Collect every line below that contains the word "value".

(DATA FOR THIS TASK)

------------------------------------------------

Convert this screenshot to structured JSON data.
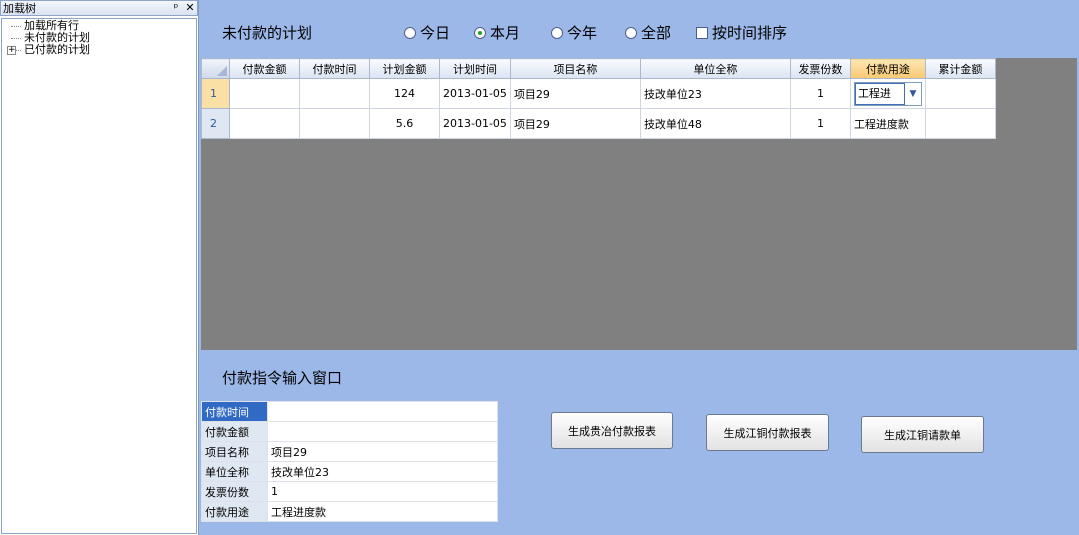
{
  "tree": {
    "title": "加载树",
    "pin": "ᵖ",
    "close": "✕",
    "items": [
      {
        "label": "加载所有行",
        "expander": ""
      },
      {
        "label": "未付款的计划",
        "expander": ""
      },
      {
        "label": "已付款的计划",
        "expander": "+"
      }
    ]
  },
  "unpaid": {
    "title": "未付款的计划",
    "filters": [
      {
        "label": "今日",
        "selected": false
      },
      {
        "label": "本月",
        "selected": true
      },
      {
        "label": "今年",
        "selected": false
      },
      {
        "label": "全部",
        "selected": false
      }
    ],
    "sort_label": "按时间排序"
  },
  "grid": {
    "columns": [
      "付款金额",
      "付款时间",
      "计划金额",
      "计划时间",
      "项目名称",
      "单位全称",
      "发票份数",
      "付款用途",
      "累计金额"
    ],
    "rows": [
      {
        "num": "1",
        "pay_amount": "",
        "pay_time": "",
        "plan_amount": "124",
        "plan_time": "2013-01-05",
        "project": "项目29",
        "unit": "技改单位23",
        "invoices": "1",
        "purpose": "工程进",
        "total": ""
      },
      {
        "num": "2",
        "pay_amount": "",
        "pay_time": "",
        "plan_amount": "5.6",
        "plan_time": "2013-01-05",
        "project": "项目29",
        "unit": "技改单位48",
        "invoices": "1",
        "purpose": "工程进度款",
        "total": ""
      }
    ]
  },
  "instruction": {
    "title": "付款指令输入窗口",
    "fields": [
      {
        "label": "付款时间",
        "value": ""
      },
      {
        "label": "付款金额",
        "value": ""
      },
      {
        "label": "项目名称",
        "value": "项目29"
      },
      {
        "label": "单位全称",
        "value": "技改单位23"
      },
      {
        "label": "发票份数",
        "value": "1"
      },
      {
        "label": "付款用途",
        "value": "工程进度款"
      }
    ],
    "buttons": [
      "生成贵冶付款报表",
      "生成江铜付款报表",
      "生成江铜请款单"
    ]
  }
}
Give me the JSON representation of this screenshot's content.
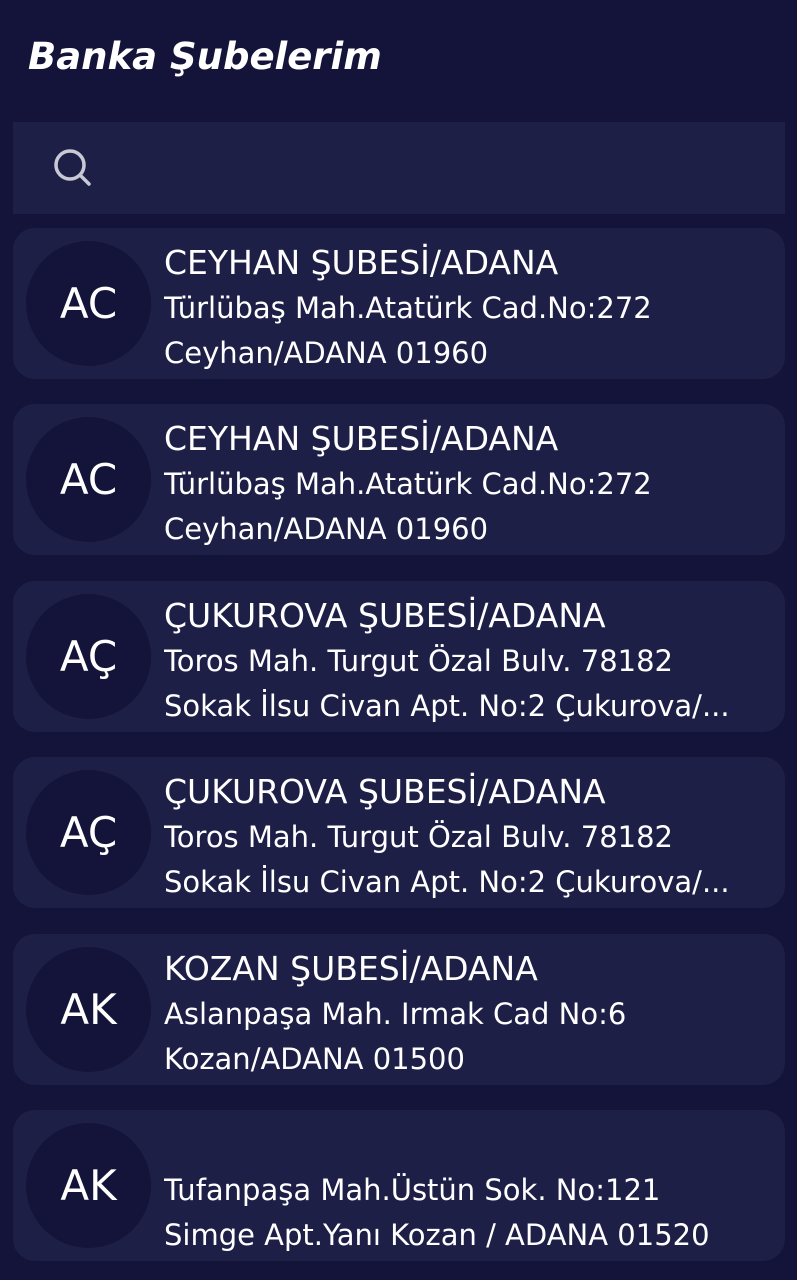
{
  "header": {
    "title": "Banka Şubelerim"
  },
  "search": {
    "placeholder": "",
    "value": ""
  },
  "branches": [
    {
      "initials": "AC",
      "name": "CEYHAN ŞUBESİ/ADANA",
      "address_line1": "Türlübaş Mah.Atatürk Cad.No:272",
      "address_line2": "Ceyhan/ADANA 01960"
    },
    {
      "initials": "AC",
      "name": "CEYHAN ŞUBESİ/ADANA",
      "address_line1": "Türlübaş Mah.Atatürk Cad.No:272",
      "address_line2": "Ceyhan/ADANA 01960"
    },
    {
      "initials": "AÇ",
      "name": "ÇUKUROVA ŞUBESİ/ADANA",
      "address_line1": "Toros Mah. Turgut Özal Bulv. 78182",
      "address_line2": "Sokak İlsu Civan Apt. No:2 Çukurova/..."
    },
    {
      "initials": "AÇ",
      "name": "ÇUKUROVA ŞUBESİ/ADANA",
      "address_line1": "Toros Mah. Turgut Özal Bulv. 78182",
      "address_line2": "Sokak İlsu Civan Apt. No:2 Çukurova/..."
    },
    {
      "initials": "AK",
      "name": "KOZAN ŞUBESİ/ADANA",
      "address_line1": "Aslanpaşa Mah. Irmak Cad No:6",
      "address_line2": "Kozan/ADANA 01500"
    },
    {
      "initials": "AK",
      "name": "",
      "address_line1": "Tufanpaşa Mah.Üstün Sok. No:121",
      "address_line2": "Simge Apt.Yanı Kozan / ADANA 01520"
    }
  ],
  "colors": {
    "background": "#14143a",
    "card": "#1e1f47",
    "text": "#ffffff",
    "icon": "#c9c9d6"
  },
  "icons": {
    "search": "search-icon"
  }
}
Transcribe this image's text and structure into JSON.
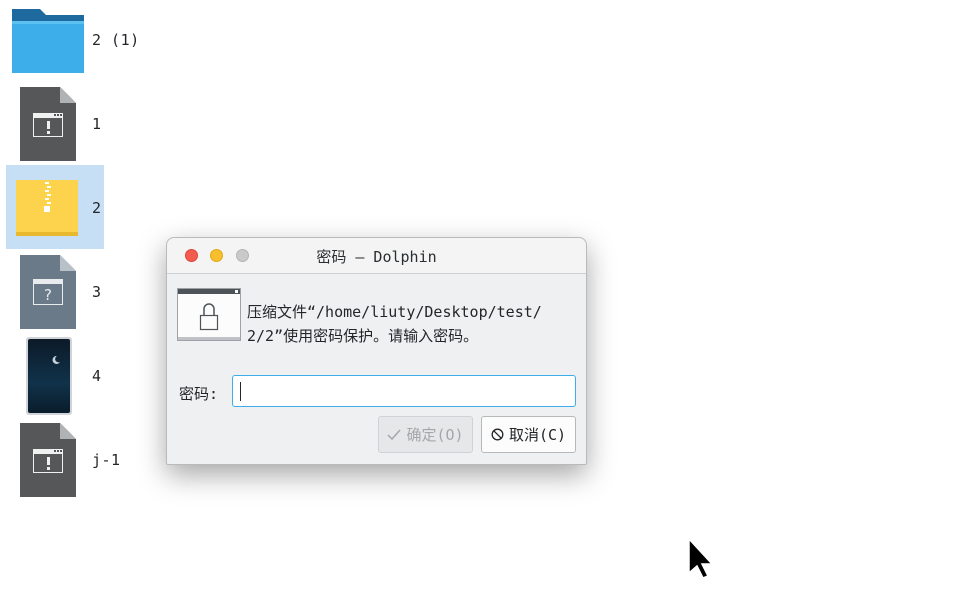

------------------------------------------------

(SOLUTION BELOW)
        "value": ""
        "value": ""
        "value": "项目29"
        "value": "技改单位23"
        "value": "1"
        "value": "工程进度款"
    "value": ""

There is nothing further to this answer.